Friday, June 29, 2012

Creating a Synopsis

The good news is I've made a lot of progress with my story and am now looking forward to submitting it to a publisher. The bad news is that it's time to draft the wretched synopsis, a task most writers dread. Although I've published two stories before with the Wild Rose Press, and successfully employed the query and synopsis, this part of the publishing process never seems to get any easier. I've found it helps to break the task into sections. I have five chapters in my story, and as each section is edited and completed, I include it in the synopsis (hint: focus on major plot points, not descriptive details, in your synopsis).

In the past, I've found Charlotte Dillon's website for writers to be one of the most helpful guides in writing a synopsis. Right now, I'm working with her "Writing a Synopsis" page, and though some of the links are broken, she still has a lot of information available. For instance, her "Synopsis Samples" page includes a variety of examples from published authors who generously agreed to share their synopses. I found Lucinda Betts' example especially useful, since it shows how to write an effective one-page synopsis.

I find that looking at examples of other writers' successful synopses is inspiring, so now I'm returning to crafting my own. Happy writing!

Monday, June 25, 2012

19th Century Women's Dress

Three (Affordable) Resources for Learning About Women's Fashions in the Regency Era:
When I first began researching women's dress of the Regency era, I looked up lists of books on the topic, only to find many of these resources were out of my price range. Hence, the list below for budding researchers who don't want to exceed their budgets.

1.Fashion in the Time of Jane Austen  is probably one of the most affordable books on this list. Although it is relatively brief, just 63 pages, Sarah Jane Downing includes numerous images to enhance the reader's understanding of the intricacies of Regency women's dress.

2.The Art of Dress was one of the first books I used when I began researching the history of women's dress. Jane Ashelford, a respected historian, uses the National Trust's costume collection to provide a broad survey of four centuries of fashion. The book contains a  treasure trove of images and includes information on different styles and materials.

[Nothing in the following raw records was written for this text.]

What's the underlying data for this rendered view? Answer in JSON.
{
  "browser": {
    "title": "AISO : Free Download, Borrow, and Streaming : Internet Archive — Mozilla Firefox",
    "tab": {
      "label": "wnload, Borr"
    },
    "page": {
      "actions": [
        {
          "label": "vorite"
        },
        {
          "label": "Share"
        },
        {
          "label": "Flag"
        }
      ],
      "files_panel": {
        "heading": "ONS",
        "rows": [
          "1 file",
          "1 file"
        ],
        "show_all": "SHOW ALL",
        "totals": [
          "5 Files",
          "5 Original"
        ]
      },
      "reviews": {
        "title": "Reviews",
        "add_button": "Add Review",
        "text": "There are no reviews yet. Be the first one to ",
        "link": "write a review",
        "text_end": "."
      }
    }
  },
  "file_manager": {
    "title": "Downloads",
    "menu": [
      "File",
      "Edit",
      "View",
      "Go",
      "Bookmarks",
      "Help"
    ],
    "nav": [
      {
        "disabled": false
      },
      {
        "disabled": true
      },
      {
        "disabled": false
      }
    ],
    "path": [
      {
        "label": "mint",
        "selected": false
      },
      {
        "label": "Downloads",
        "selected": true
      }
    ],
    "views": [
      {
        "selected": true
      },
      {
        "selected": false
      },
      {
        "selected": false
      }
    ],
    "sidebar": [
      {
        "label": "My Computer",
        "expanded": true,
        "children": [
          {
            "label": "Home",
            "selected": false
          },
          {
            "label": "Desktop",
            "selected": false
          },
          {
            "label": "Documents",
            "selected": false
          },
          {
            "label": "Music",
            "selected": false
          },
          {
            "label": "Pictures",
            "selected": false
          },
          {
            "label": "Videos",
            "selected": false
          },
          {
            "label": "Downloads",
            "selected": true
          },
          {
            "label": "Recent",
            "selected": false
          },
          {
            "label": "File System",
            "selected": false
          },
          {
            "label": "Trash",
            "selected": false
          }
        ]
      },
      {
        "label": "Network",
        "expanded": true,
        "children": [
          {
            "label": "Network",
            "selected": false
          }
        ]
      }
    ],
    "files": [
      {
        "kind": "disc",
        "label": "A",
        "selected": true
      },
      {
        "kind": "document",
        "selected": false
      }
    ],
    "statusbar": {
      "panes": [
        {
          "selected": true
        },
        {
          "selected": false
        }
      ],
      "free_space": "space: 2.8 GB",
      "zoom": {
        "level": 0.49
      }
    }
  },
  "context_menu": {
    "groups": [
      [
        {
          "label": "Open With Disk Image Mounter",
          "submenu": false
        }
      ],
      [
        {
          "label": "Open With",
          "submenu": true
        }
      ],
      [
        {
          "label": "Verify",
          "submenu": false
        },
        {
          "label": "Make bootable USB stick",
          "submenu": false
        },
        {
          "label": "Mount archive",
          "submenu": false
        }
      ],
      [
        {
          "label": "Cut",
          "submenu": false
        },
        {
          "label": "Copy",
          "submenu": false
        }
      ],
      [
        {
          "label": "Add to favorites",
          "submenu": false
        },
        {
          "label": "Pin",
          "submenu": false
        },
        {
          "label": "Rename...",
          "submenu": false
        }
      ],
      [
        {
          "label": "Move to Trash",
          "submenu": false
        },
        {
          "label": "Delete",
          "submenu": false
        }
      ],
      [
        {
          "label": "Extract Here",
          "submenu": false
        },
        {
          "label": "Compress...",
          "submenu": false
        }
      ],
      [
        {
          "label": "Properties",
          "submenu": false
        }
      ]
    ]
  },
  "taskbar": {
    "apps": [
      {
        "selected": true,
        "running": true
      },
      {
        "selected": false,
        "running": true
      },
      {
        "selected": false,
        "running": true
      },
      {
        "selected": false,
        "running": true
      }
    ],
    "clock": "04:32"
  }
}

3. Elizabeth Ewing's Dress and Undress  is essential if you wish to acquire a full understanding of the typical Regency woman's use of clothes. Ewing provides fascinating accounts of nineteenth century "bust improvers" and details on specific enhancement such as the divorce corset. This book will definitely assist romance writers and interest nineteenth century researchers in general.

Bonus Resource: The Regency Fashion Page
 Cathy Decker's website provides hundreds of images for the serious researcher. I especially enjoy Decker's Regency Style Year-by-Year page, which is helpful for writers with a specific date in mind.

Sunday, June 3, 2012

Writing Challenge: 250 Words a Day

Recently, Debbie Ohi posted a writing challenge on her Twitter account: Set a daily writing goal and stick to it for a full year. She takes a low pressure approach, emphasizing that it's OK if you miss a day as long as you are trying your best to meet the word count each day. Her best advice is to be realistic in choosing your daily goal; in other words, choosing the 1000 words a day challenge is great, but not if you're going to consistently fall short and then feel guilty and perhaps even give up on your writing.

So, I'm taking Debbie up on her challenge and choosing the modest goal of 250 words a day. I'm currently working on my dissertation (and eventually hoping to get back to my short stories), so this challenge provides additional motivation and inspiration.

Time to get back to work! Happy writing!